GUATEMALA CITY – Sandra Torres’ presidential candidacy encountered another setback after the Guatemalan Supreme Court rejected an appeal Monday that tried to lift the ban prohibiting her from competing in Sept. 11 elections. The Supreme Court said it did not have jurisdiction over the case.
The former wife of President Álvaro Colom, who sought and received a divorce to skirt a law prohibiting spouses of outgoing presidents from seeking the presidency, says she still has other legal options. In late June, Guatemala’s Supreme Elections Tribunal (TSE) disqualified her bid (TT, June 30).
A full court ruling is expected by week’s end as The Tico Times goes to print.
Torres’ opponent, frontrunner Otto Pérez Molina of the Patriot Party, is gaining in polls. A poll on Tuesday showed that if elections were held this week, Pérez Molina, a retired military general, would win in one round of voting with the support of more than 44 percent of polled voters.
More than seven million Guatemalans will choose a new president and vice president, as well as 158 deputies, 333 mayors and 20 representatives to the Central American Parliament.

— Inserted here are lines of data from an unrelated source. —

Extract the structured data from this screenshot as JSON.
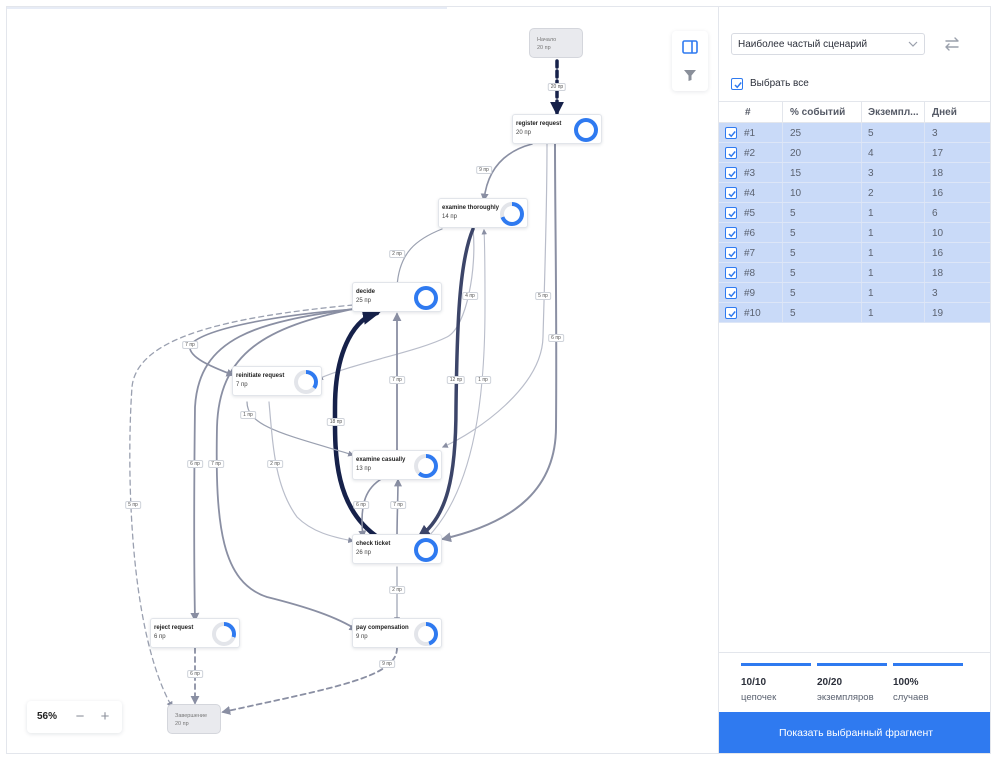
{
  "graph": {
    "nodes": [
      {
        "id": "start",
        "kind": "term",
        "name": "Начало",
        "count": "20 пр"
      },
      {
        "id": "register",
        "kind": "node",
        "name": "register request",
        "count": "20 пр",
        "fill": 1.0
      },
      {
        "id": "examine_thoroughly",
        "kind": "node",
        "name": "examine thoroughly",
        "count": "14 пр",
        "fill": 0.7
      },
      {
        "id": "decide",
        "kind": "node",
        "name": "decide",
        "count": "25 пр",
        "fill": 1.0
      },
      {
        "id": "reinitiate",
        "kind": "node",
        "name": "reinitiate request",
        "count": "7 пр",
        "fill": 0.35
      },
      {
        "id": "examine_casually",
        "kind": "node",
        "name": "examine casually",
        "count": "13 пр",
        "fill": 0.62
      },
      {
        "id": "check_ticket",
        "kind": "node",
        "name": "check ticket",
        "count": "26 пр",
        "fill": 1.0
      },
      {
        "id": "reject",
        "kind": "node",
        "name": "reject request",
        "count": "6 пр",
        "fill": 0.3
      },
      {
        "id": "pay",
        "kind": "node",
        "name": "pay compensation",
        "count": "9 пр",
        "fill": 0.45
      },
      {
        "id": "end",
        "kind": "term",
        "name": "Завершение",
        "count": "20 пр"
      }
    ],
    "edges": [
      {
        "id": "e-start-register",
        "label": "20 пр"
      },
      {
        "id": "e-register-et",
        "label": "9 пр"
      },
      {
        "id": "e-register-ec",
        "label": "5 пр"
      },
      {
        "id": "e-register-ct",
        "label": "6 пр"
      },
      {
        "id": "e-et-decide",
        "label": "2 пр"
      },
      {
        "id": "e-et-reinit",
        "label": "4 пр"
      },
      {
        "id": "e-et-ct",
        "label": "12 пр"
      },
      {
        "id": "e-ct-et",
        "label": "1 пр"
      },
      {
        "id": "e-decide-reinit",
        "label": "7 пр"
      },
      {
        "id": "e-ec-decide",
        "label": "7 пр"
      },
      {
        "id": "e-ct-decide",
        "label": "18 пр"
      },
      {
        "id": "e-decide-end",
        "label": "5 пр"
      },
      {
        "id": "e-decide-reject",
        "label": "6 пр"
      },
      {
        "id": "e-decide-pay",
        "label": "7 пр"
      },
      {
        "id": "e-reinit-ec",
        "label": "1 пр"
      },
      {
        "id": "e-reinit-ct",
        "label": "2 пр"
      },
      {
        "id": "e-ec-ct",
        "label": "6 пр"
      },
      {
        "id": "e-ct-ec",
        "label": "7 пр"
      },
      {
        "id": "e-ct-pay",
        "label": "2 пр"
      },
      {
        "id": "e-reject-end",
        "label": "6 пр"
      },
      {
        "id": "e-pay-end",
        "label": "9 пр"
      }
    ]
  },
  "zoom": {
    "value": "56%",
    "minus": "−",
    "plus": "+"
  },
  "panel": {
    "scenario": "Наиболее частый сценарий",
    "select_all": "Выбрать все",
    "columns": [
      "#",
      "% событий",
      "Экземпл...",
      "Дней"
    ],
    "rows": [
      {
        "id": "#1",
        "pct": "25",
        "inst": "5",
        "days": "3"
      },
      {
        "id": "#2",
        "pct": "20",
        "inst": "4",
        "days": "17"
      },
      {
        "id": "#3",
        "pct": "15",
        "inst": "3",
        "days": "18"
      },
      {
        "id": "#4",
        "pct": "10",
        "inst": "2",
        "days": "16"
      },
      {
        "id": "#5",
        "pct": "5",
        "inst": "1",
        "days": "6"
      },
      {
        "id": "#6",
        "pct": "5",
        "inst": "1",
        "days": "10"
      },
      {
        "id": "#7",
        "pct": "5",
        "inst": "1",
        "days": "16"
      },
      {
        "id": "#8",
        "pct": "5",
        "inst": "1",
        "days": "18"
      },
      {
        "id": "#9",
        "pct": "5",
        "inst": "1",
        "days": "3"
      },
      {
        "id": "#10",
        "pct": "5",
        "inst": "1",
        "days": "19"
      }
    ],
    "stats": [
      {
        "value": "10/10",
        "label": "цепочек"
      },
      {
        "value": "20/20",
        "label": "экземпляров"
      },
      {
        "value": "100%",
        "label": "случаев"
      }
    ],
    "show_button": "Показать выбранный фрагмент"
  },
  "colors": {
    "accent": "#2f7af0",
    "row_selected": "#c9daf8",
    "edge": "#8a8fa3",
    "edge_dark": "#16214a",
    "donut_track": "#e3e5ea"
  }
}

Torres’ last legal recourse is to appeal to the country’s highest court, the Constitutional Court, to allow her on the ballot.